Like Pulling Teeth, Getting Innocent Spouse Relief can be a Tricky Process (Johnson v. Comm’r)By: Dana M. Horlick, Attorney, Woodruff Family Law Group
Johnson v. Comm’r, T.C. Memo. 2014-240, 2014 WL 6676824 (2014)
(a) Facts: During her marriage, the wife owned and operated a dental practice. The parties filed a joint tax return in 2007, which correctly reported the tax due, but the parties had financial problems and were not able to pay the tax.
In 2010, the parties were divorced in California. Their settlement agreement provided that they would share tax debts equally.
The wife suffered from bipolar disorder, which she was able to manage successfully with medication.
The wife filed a request for innocent spouse relief from the 2007 tax liability. The IRS denied that request, and the wife appealed to the Tax Court. The husband intervened to oppose relief.
(b) Issue: Was the wife entitled to innocent spouse relief?
(c) Answer to Issue: No.
(d) Summary of Rationale: The last of the seven threshold conditions for granting innocent spouse relief provides that the tax at issue must be based upon the income of the nonrequesting spouse. That condition was not met; the tax was attributable to the income from the wife’s dental practice.
There are certain exceptions to the last threshold requirement. One of the exceptions is abuse. The wife alleged that she was involved in an emotionally abusive marriage, and alleges two instances that she considered abuse, but she did not call any third-party witnesses. She had not raised abuse at all in the state court divorce proceedings. She therefore failed to prove that she was abused, and she did not meet the final threshold condition for relief.
While the court’s primary holding was that the wife did not meet the threshold conditions, the court alternatively held that the wife was not entitled to relief even if she did meet the threshold conditions. She did not meet the “safe harbor” requirements, because she had not proved that she would suffer economic hardship if relief was denied. She was still working as a dentist, although she no longer owned her own practice and her income was somewhat sporadic. She also had reason to know that the husband would not pay more than his 50% share of the tax liability.
Since the wife did not meet the “safe harbor” conditions, relief would depend (on the continuing assumption that the wife met the threshold conditions, which the court held she did not) upon the discretionary factors.
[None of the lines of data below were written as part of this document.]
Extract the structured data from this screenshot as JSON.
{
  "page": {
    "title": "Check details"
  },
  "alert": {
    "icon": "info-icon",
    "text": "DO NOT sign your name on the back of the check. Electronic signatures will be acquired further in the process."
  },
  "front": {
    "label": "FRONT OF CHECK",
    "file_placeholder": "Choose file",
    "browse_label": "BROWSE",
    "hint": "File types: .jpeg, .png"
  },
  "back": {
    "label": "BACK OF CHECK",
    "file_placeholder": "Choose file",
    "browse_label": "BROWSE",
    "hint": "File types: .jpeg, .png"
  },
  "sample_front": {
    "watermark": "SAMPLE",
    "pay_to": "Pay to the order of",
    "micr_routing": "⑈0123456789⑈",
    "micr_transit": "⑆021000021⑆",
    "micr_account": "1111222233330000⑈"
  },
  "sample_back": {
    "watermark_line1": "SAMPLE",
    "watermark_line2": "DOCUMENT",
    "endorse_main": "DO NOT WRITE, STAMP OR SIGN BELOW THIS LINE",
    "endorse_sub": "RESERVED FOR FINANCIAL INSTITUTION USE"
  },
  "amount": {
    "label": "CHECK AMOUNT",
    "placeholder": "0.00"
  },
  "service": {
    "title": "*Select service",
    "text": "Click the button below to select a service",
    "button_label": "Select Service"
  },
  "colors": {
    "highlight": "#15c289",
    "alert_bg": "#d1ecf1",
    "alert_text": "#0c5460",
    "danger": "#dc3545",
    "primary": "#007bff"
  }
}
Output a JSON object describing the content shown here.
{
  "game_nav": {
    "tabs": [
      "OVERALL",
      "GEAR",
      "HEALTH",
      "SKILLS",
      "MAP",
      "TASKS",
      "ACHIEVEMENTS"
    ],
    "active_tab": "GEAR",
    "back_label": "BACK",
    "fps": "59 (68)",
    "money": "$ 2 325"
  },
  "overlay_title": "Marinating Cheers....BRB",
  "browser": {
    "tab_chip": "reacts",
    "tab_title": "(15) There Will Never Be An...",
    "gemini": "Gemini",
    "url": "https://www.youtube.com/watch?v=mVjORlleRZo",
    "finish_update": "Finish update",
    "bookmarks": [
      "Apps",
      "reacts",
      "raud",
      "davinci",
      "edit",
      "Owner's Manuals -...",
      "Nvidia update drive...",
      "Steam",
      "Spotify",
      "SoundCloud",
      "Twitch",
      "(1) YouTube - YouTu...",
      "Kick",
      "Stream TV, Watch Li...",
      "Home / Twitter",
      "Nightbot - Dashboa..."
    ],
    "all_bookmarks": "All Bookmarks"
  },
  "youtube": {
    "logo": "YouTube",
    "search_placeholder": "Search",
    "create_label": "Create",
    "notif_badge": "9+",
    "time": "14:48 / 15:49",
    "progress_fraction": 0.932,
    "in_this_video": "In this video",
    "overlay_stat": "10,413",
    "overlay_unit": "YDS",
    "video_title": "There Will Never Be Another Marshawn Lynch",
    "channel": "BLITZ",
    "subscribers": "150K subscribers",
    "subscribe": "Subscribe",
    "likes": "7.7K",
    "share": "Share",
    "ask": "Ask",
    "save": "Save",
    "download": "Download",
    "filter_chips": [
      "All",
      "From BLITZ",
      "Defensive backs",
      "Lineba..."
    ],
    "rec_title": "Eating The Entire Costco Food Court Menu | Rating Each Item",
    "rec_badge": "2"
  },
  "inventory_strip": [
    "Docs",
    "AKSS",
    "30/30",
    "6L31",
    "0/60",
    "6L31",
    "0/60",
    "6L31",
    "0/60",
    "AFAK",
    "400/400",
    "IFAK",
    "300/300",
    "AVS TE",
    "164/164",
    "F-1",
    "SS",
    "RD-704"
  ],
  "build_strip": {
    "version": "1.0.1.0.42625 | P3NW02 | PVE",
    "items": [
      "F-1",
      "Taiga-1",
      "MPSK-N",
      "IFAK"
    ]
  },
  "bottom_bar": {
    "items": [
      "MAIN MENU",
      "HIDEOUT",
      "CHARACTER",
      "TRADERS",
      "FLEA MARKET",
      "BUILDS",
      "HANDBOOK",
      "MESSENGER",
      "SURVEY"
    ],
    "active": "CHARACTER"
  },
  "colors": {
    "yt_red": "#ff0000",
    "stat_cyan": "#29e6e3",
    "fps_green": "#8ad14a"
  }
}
Factors favoring relief were the divorce of the parties, the fact that the wife did not benefit from nonpayment of tax, beyond normal support, and the fact that the wife was in compliance with tax law for future tax years. Factors opposing relief were that the wife would not suffer economic hardship, that it was unreasonable for the wife to believe that the husband would pay the entire tax, that the divorce decree required the husband to pay half of the tax (and he had already paid his half), and that the husband did not control household finances or abuse the wife. The wife’s health was a neutral factor, as she was able to work and support herself. Balancing the factors, the court held that the wife was not entitled to relief.
- When a spouse claims abuse in the Tax Court, but did not claim abuse in state court divorce proceedings, that may be a good indication that abuse is not present.
- It also seems like there must be some causal relationship between the abuse and the tax problem. There was no suggestion in Johnson that the very low level of abuse alleged by the wife had any effect upon the tax problem. If the events alleged as abuse had not occurred, it seems likely that the parties would owe exactly the same tax.
- The husband, who had already paid his 50% share of the tax liability, also had a pending petition for innocent spouse relief. That petition was not before the court. From the facts stated, the husband’s argument would seem reasonably strong.